The highest point in the city limits of Los Angeles is over 5,000 feet. Within the county, it is over 10,000 feet. I own (and lived in) a house which is at 800' above sea level, is smack in the middle of coastal LA county, and share this high elevation with over 100,000 other people. Untold hundreds of thousands more live in the Hollywood Hills, San Fernando hill communities, Santa Monica Mountains, Signal Hill, Chino Hills, Pasadena, Altadena...... the list is just too numerous too count. The city is split by a mountain chain! Like almost every American city outside of Appalachia, Metro LA is situated primarily on a plain, one that is sedimentary infill of the surrounding mountains - to call it flat would be like calling the base-camp of Mt. Everest flat. When compared to places like Houston or Dallas, that statement is both comic and inaccurate. My backyard (built on a hill) literally has as much elevation change as the entire city of Houston - 120 feet. Even a drive from LAX to Disneyland will encounter more elevation change than anywhere in Houston (and for the love of God, everyone, please stop posting obscure google map pictures - they are completely unconvincing). And did I mention DFW is built on a flat prairie?

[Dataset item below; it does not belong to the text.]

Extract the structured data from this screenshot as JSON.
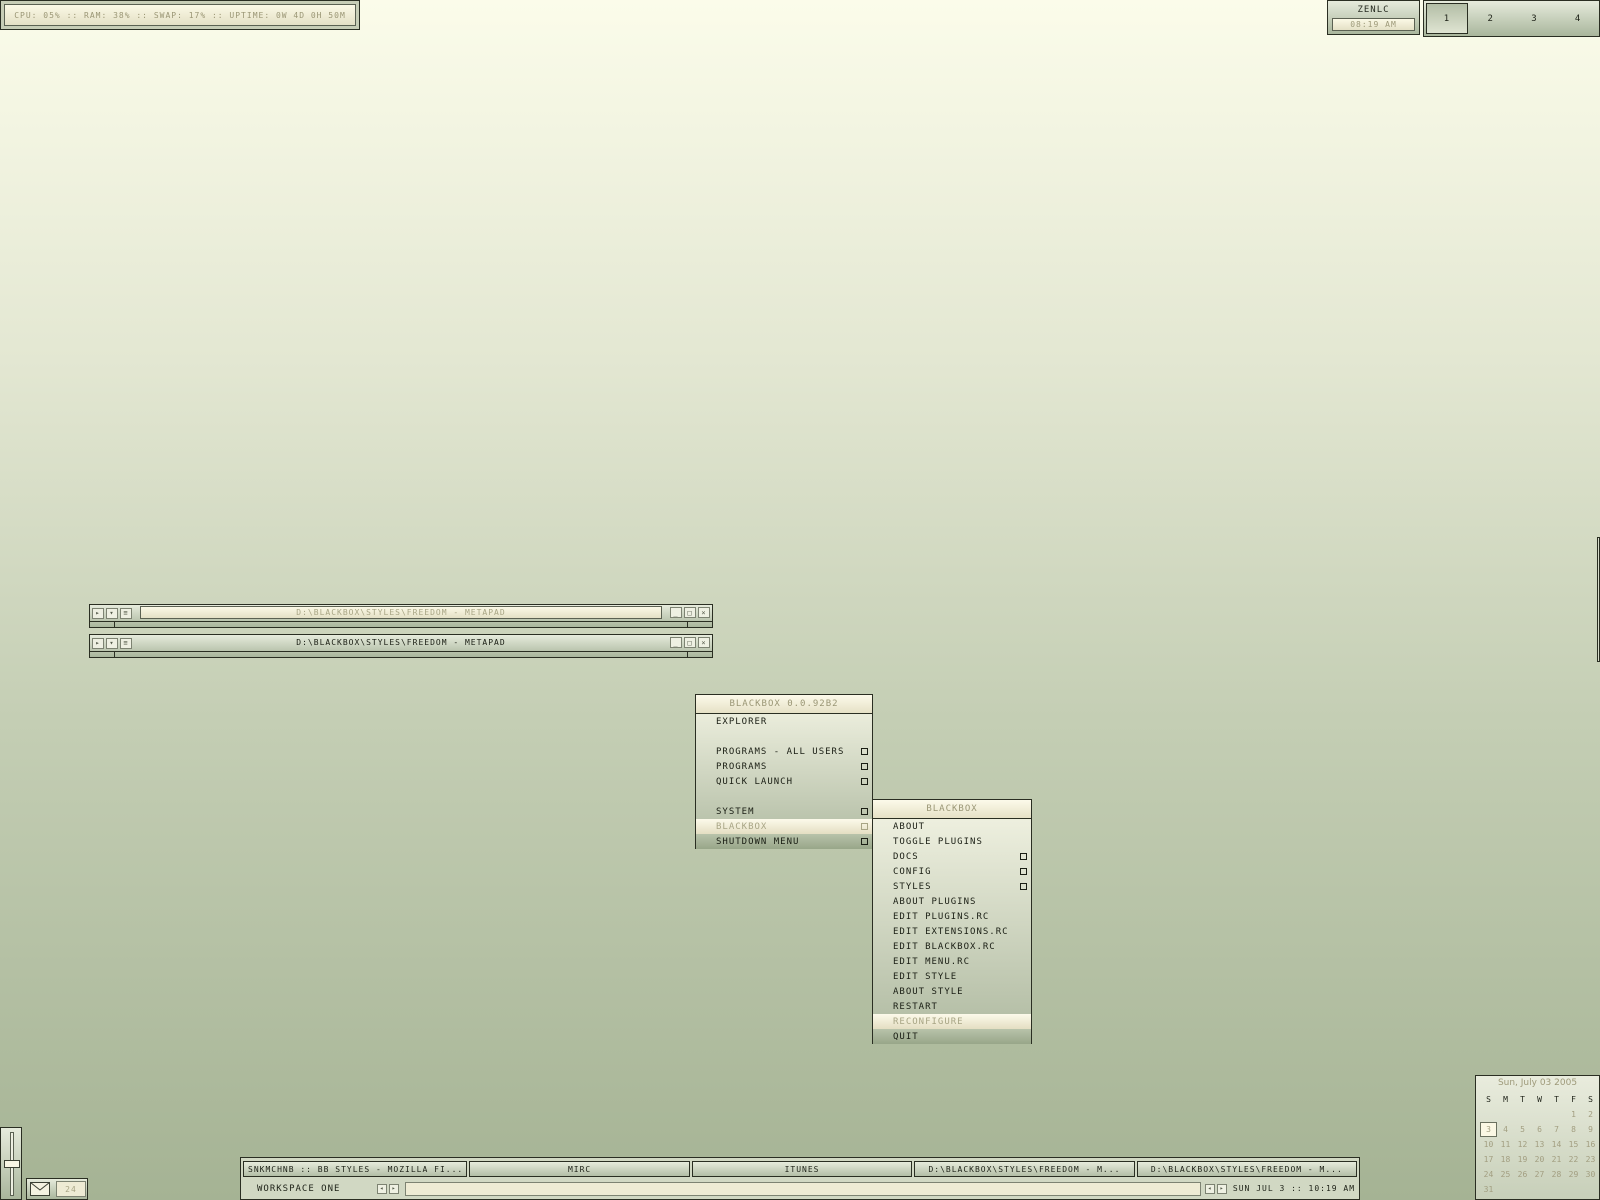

This whole tangent was derived from comparing the natural beauty and "flatness" of DFW and Houston. I'll break it to you - they are both very, very flat, and not particularly attractive in any mass-appeal sense. Sparse prairie or subtropical forest, neither city really has a leg up on the other or can claim geography as fundamentally attractive part of living there. Comparing the two places (they are more alike then different) can be fun, but please, lets all mutually admit that they were not blessed with anything topographically interesting or noteworthy. That is how the rest of America sees it, anyways......
Well, no, I won't admit that. That's because I'm not one of those who thinks a place has to have mountains in order to be naturally beautiful. I know why your average person wouldn't find most of the Texas landscape beautiful, but I prefer to make up my own mind about these things.
Reply With Quote Quick reply to this message
 
Old 04-29-2014, 06:15 AM
 
6,795 posts, read 6,594,417 times
Reputation: 5411
Houston is a pretty ugly city...honestly. I don't hear too many people calling Houston attractive. Not very well planned and sprawling.
Reply With Quote Quick reply to this message
Please register to post and access all features of our very popular forum. It is free and quick. Over $68,000 in prizes has already been given out to active posters on our forum. Additional giveaways are planned.

Detailed information about all U.S. cities, counties, and zip codes on our site: City-data.com.


Reply
Please update this thread with any new information or opinions. This open thread is still read by thousands of people, so we encourage all additional points of view.

Quick Reply
Message:

Over $104,000 in prizes was already given out to active posters on our forum and additional giveaways are planned!

Go Back   City-Data Forum > U.S. Forums > General U.S. > City vs. City
Follow City-Data.com founder on our Forum or

All times are GMT -6.

2005-2018, Advameg, Inc.

City-Data.com - Archive 1, 2, 3, 4, 5, 6, 7, 8, 9, 10, 11, 12, 13, 14, 15, 16, 17, 18, 19, 20, 21, 22, 23, 24, 25, 26, 27, 28, 29, 30, 31, 32, 33, 34, 35 - Top